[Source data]
##############################
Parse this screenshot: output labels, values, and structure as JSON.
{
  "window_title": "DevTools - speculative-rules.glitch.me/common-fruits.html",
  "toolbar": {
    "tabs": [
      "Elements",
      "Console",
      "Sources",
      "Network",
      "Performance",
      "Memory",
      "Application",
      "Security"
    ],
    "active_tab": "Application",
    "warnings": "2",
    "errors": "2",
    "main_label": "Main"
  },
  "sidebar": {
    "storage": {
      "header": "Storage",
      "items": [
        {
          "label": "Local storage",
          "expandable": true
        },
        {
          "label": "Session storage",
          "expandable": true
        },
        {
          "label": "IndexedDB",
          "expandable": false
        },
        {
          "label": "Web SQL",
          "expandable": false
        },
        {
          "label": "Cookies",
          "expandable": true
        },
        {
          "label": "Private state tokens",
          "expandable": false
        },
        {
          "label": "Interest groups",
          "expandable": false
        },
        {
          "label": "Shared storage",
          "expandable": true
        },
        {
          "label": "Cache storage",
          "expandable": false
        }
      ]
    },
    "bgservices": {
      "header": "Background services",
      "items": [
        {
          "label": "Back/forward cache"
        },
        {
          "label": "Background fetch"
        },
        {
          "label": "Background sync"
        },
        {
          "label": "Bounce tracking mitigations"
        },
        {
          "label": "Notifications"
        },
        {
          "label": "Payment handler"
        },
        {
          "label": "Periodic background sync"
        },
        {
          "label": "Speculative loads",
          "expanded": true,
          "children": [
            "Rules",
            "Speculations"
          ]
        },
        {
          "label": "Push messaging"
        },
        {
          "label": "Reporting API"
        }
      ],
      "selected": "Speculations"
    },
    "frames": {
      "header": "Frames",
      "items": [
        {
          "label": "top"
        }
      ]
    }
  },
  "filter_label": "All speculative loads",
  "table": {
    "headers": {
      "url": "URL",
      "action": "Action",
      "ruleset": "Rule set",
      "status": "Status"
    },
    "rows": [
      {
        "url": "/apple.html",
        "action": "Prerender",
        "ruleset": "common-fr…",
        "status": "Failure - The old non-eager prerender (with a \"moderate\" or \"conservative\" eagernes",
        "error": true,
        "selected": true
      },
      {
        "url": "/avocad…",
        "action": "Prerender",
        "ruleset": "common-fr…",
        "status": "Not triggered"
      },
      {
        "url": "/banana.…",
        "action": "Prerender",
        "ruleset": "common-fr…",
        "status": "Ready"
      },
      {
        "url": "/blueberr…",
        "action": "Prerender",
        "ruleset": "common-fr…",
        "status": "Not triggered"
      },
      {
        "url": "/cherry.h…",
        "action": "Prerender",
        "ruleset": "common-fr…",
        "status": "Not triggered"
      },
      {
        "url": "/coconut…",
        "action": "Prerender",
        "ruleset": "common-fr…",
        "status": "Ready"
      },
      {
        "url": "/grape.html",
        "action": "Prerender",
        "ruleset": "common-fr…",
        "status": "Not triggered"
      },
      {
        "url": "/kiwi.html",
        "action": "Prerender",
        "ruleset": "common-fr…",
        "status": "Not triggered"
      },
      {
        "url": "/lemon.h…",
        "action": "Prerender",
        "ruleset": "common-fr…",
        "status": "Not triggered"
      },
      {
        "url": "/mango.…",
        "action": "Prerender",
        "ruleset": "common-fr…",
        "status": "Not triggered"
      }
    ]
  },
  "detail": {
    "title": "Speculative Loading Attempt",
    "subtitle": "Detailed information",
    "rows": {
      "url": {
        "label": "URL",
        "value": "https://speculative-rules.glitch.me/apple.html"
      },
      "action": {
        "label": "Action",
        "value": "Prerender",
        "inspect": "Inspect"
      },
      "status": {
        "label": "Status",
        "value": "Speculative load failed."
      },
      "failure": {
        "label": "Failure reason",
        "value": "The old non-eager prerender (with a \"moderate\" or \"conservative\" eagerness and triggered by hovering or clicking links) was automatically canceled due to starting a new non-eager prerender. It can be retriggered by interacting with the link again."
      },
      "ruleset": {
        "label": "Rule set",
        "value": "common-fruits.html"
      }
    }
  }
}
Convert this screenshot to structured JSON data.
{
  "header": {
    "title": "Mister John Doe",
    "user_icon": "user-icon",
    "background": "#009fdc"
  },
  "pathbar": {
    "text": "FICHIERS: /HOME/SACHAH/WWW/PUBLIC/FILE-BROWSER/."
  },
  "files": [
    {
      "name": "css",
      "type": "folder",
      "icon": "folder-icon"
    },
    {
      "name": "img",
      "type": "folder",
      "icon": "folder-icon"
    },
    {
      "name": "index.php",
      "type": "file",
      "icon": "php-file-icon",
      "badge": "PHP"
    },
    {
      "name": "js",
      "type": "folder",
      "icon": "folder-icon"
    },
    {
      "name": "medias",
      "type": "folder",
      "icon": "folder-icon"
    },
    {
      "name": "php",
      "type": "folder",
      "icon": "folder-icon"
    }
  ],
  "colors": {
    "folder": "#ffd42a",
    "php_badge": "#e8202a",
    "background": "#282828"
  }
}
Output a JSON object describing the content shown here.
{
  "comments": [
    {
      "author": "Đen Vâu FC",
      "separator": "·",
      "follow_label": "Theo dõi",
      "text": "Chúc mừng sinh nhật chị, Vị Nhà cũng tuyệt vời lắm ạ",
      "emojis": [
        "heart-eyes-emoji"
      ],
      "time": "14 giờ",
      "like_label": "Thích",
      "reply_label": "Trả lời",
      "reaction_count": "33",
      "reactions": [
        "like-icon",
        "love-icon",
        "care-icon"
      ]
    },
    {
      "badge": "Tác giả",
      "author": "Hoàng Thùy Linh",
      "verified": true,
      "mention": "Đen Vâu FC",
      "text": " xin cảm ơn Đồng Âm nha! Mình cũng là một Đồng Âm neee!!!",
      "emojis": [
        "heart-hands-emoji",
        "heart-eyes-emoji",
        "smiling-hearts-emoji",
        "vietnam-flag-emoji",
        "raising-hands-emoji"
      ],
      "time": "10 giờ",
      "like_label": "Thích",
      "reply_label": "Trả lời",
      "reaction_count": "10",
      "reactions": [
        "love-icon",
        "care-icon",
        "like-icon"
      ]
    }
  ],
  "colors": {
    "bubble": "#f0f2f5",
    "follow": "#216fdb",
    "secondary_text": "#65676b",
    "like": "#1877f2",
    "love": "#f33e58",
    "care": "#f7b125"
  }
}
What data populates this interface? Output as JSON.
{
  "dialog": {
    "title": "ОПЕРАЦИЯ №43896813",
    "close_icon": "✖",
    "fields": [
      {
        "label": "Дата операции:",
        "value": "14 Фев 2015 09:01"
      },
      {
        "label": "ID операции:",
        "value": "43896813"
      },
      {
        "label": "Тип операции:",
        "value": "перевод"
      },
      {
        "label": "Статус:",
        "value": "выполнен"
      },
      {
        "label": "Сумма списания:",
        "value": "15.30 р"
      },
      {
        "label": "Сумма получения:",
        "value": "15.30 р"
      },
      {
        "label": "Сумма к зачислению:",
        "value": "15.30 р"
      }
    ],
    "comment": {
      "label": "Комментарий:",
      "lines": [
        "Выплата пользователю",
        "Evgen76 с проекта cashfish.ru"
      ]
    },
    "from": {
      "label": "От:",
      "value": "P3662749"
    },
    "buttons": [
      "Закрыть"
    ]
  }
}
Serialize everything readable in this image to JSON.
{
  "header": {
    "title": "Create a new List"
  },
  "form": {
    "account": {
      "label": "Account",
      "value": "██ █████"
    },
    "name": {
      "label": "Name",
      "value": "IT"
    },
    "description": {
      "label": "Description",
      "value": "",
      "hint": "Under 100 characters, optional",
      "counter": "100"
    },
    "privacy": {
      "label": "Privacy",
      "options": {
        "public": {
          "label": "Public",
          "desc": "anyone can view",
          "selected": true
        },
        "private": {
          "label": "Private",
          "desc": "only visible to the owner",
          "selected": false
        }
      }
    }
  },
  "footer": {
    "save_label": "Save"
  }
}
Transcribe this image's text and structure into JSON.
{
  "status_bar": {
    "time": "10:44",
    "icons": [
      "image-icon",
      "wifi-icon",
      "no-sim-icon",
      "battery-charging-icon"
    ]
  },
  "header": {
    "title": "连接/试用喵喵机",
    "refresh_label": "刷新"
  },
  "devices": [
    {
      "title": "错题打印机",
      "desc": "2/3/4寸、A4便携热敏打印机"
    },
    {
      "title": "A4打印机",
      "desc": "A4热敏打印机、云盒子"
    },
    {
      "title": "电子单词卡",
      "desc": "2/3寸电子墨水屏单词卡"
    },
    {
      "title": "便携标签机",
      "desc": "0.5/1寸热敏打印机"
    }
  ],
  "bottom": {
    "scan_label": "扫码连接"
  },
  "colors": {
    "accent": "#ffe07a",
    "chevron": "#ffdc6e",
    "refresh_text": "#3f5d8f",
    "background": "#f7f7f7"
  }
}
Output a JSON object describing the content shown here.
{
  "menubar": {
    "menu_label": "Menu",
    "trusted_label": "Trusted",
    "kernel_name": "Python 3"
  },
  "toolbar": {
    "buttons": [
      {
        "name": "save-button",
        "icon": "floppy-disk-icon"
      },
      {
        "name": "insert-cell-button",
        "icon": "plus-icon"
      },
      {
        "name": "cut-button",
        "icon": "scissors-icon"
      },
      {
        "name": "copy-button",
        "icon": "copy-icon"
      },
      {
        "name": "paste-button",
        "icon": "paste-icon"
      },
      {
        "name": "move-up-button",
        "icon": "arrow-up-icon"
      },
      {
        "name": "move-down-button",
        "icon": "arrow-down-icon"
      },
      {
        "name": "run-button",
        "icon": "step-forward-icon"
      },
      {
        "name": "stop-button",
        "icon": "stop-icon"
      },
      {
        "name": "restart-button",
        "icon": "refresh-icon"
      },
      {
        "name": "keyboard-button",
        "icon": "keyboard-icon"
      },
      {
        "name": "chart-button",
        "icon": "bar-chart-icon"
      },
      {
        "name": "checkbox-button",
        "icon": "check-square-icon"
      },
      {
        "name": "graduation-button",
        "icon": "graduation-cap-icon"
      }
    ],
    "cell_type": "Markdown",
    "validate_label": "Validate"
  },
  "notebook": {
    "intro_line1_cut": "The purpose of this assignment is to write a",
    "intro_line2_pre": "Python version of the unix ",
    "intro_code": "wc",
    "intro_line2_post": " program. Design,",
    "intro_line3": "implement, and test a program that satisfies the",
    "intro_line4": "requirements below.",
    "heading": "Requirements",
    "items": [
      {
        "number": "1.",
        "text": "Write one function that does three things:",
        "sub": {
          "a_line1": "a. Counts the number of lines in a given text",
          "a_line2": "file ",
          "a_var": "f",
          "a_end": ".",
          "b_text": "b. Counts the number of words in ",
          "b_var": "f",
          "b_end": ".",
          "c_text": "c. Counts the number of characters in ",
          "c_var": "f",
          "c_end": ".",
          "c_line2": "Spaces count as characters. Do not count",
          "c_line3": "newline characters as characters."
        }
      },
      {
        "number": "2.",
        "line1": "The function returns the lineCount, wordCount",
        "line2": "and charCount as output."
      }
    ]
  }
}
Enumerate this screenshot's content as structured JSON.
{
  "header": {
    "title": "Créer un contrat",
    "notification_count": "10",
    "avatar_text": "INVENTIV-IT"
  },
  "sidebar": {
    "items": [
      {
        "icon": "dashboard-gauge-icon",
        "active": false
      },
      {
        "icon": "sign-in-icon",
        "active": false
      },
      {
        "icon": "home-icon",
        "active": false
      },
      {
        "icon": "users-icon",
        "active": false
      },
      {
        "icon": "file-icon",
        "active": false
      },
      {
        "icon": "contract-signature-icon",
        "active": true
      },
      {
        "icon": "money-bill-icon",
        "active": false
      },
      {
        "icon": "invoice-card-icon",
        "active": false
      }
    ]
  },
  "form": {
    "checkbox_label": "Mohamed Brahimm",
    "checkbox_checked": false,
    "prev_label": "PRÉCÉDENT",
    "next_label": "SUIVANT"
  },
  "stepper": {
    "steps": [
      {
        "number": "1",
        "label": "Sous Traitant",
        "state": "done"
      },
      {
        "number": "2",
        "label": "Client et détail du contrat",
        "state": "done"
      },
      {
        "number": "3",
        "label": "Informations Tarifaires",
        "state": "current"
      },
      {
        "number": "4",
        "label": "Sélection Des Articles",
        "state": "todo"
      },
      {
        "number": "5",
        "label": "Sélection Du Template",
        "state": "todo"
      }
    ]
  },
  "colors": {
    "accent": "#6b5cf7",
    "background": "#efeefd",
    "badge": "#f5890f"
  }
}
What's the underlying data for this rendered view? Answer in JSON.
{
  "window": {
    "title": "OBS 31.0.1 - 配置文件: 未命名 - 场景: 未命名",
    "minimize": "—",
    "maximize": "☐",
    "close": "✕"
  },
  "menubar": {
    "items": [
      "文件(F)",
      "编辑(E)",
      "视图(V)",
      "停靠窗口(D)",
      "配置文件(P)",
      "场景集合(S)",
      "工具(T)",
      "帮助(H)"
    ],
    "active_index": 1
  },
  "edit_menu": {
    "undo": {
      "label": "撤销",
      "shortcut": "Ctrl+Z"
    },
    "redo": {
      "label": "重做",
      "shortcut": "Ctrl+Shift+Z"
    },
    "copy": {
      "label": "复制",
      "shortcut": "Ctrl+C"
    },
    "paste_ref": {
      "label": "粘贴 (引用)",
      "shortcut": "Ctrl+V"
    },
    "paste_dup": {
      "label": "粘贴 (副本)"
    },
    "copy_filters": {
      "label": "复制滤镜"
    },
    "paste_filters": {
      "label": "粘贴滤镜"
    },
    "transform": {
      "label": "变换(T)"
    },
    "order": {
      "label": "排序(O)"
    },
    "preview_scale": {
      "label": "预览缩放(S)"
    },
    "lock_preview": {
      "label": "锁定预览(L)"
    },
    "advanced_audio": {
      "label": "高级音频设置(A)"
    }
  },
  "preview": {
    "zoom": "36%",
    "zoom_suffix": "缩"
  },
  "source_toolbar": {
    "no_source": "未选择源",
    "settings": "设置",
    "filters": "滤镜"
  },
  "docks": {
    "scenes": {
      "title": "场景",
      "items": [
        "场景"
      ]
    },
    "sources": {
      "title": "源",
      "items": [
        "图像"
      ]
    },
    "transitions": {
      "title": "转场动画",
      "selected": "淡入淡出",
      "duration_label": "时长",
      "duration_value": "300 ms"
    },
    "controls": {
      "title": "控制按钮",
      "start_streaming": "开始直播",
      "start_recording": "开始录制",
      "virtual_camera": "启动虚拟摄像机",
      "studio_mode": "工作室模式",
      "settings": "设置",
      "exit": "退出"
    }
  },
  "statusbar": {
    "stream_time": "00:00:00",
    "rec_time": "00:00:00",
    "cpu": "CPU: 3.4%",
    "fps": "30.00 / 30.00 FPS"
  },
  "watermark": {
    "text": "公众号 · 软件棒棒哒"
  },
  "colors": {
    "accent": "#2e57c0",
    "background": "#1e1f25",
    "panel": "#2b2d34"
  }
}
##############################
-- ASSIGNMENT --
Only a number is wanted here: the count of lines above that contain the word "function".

-- ANSWER AREA --
2